_DATASET ENTRIES_:
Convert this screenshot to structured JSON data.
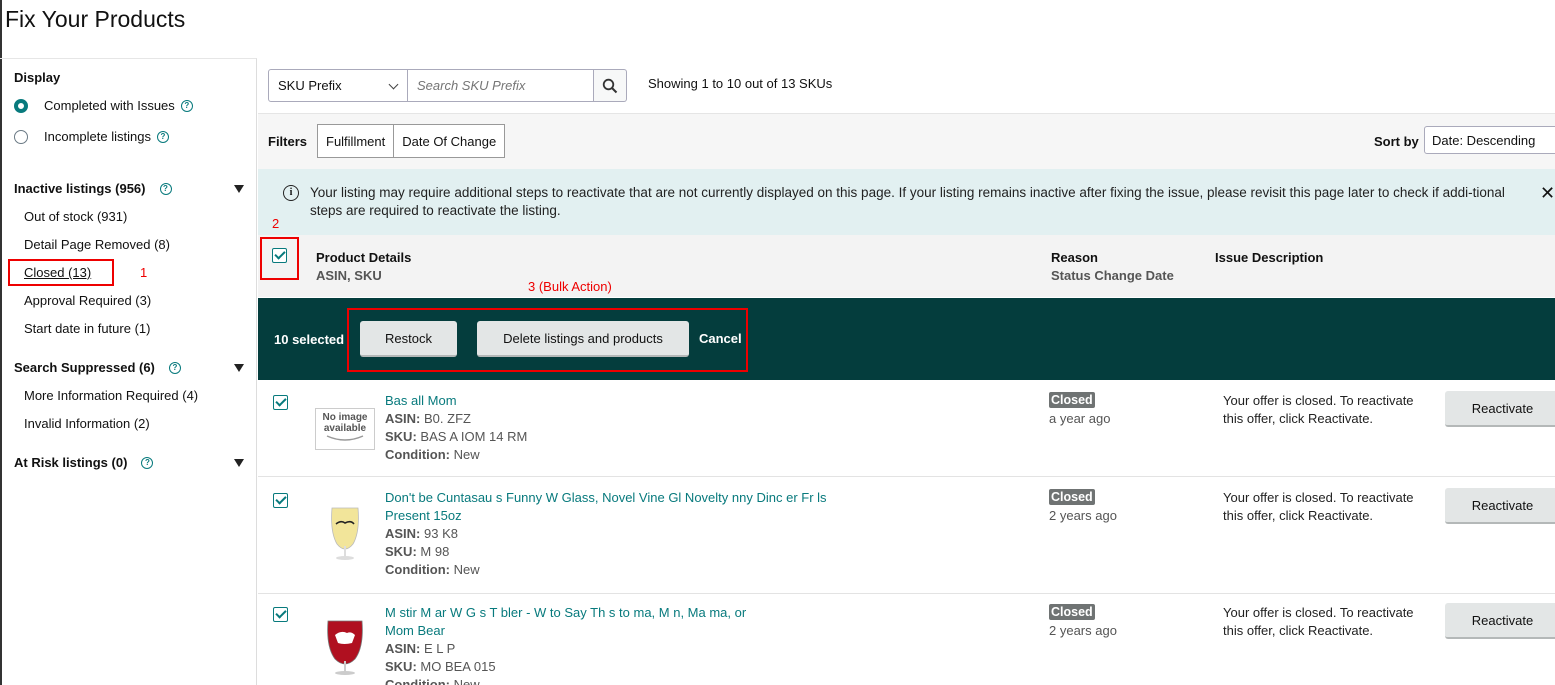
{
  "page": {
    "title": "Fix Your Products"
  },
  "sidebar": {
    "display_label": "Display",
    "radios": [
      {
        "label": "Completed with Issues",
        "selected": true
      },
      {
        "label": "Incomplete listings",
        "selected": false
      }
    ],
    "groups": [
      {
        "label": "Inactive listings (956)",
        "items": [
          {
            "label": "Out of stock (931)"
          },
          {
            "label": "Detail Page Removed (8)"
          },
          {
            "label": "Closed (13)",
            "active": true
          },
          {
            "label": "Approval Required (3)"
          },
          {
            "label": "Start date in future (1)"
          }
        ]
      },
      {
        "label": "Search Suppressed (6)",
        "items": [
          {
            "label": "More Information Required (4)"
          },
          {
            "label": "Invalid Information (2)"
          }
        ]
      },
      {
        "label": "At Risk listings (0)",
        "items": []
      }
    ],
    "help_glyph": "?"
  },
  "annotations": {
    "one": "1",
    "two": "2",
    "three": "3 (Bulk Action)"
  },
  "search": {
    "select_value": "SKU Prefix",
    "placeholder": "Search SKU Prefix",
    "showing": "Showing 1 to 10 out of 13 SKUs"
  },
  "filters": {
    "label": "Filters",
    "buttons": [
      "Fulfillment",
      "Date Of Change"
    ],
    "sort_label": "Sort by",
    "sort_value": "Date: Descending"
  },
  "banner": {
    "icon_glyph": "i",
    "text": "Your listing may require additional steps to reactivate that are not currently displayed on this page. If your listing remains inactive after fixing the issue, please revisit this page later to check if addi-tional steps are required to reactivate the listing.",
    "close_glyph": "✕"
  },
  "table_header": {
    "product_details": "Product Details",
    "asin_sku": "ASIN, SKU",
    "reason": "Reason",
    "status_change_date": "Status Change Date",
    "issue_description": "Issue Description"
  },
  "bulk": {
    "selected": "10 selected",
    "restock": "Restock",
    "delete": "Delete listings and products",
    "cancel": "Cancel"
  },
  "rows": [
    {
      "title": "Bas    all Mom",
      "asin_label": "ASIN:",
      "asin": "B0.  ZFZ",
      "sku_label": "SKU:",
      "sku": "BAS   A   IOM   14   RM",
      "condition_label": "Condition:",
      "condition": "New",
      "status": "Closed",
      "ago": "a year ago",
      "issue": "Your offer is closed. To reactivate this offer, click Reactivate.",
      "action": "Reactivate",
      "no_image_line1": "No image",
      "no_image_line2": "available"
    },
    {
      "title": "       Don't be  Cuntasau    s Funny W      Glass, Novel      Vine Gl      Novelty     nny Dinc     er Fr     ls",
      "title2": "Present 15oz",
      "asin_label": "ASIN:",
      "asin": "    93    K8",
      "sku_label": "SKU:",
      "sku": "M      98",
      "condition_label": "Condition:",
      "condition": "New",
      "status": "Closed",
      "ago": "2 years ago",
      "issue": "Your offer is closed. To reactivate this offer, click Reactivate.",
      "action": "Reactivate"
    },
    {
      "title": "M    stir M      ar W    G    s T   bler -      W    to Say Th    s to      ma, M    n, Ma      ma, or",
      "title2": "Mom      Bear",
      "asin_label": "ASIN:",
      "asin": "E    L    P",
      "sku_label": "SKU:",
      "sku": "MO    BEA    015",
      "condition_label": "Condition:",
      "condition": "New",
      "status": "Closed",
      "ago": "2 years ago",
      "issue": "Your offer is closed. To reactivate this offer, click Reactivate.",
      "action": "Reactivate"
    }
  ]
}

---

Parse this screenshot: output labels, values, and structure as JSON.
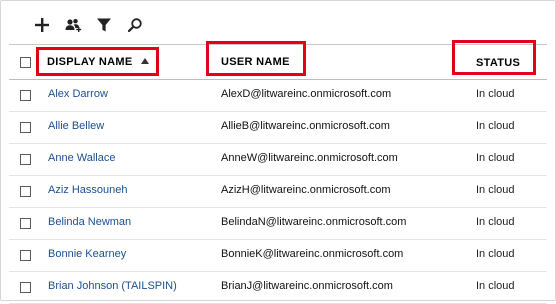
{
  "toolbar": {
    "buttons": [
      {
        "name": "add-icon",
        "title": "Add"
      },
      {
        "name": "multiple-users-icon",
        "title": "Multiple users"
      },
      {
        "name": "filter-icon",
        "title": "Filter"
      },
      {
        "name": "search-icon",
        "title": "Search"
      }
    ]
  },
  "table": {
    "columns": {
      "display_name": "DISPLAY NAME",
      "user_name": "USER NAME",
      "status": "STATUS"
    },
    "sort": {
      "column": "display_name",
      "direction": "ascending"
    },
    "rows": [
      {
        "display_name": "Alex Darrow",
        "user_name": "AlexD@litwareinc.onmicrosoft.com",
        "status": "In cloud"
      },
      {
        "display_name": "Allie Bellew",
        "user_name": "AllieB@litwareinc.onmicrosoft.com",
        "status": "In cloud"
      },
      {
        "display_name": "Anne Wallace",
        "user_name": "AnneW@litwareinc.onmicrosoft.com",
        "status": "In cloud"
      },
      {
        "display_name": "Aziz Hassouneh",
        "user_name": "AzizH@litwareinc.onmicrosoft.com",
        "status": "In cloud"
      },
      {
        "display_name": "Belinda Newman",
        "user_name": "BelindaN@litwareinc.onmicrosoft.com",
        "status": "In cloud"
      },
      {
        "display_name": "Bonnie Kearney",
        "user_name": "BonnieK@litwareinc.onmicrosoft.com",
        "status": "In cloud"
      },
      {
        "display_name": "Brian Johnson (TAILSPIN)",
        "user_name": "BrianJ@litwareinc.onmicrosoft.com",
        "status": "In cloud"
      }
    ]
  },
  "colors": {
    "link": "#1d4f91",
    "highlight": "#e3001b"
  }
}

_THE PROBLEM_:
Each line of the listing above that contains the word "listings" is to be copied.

_ANSWER BELOW_:
        "label": "Incomplete listings",
        "label": "Inactive listings (956)",
        "label": "At Risk listings (0)",
    "delete": "Delete listings and products",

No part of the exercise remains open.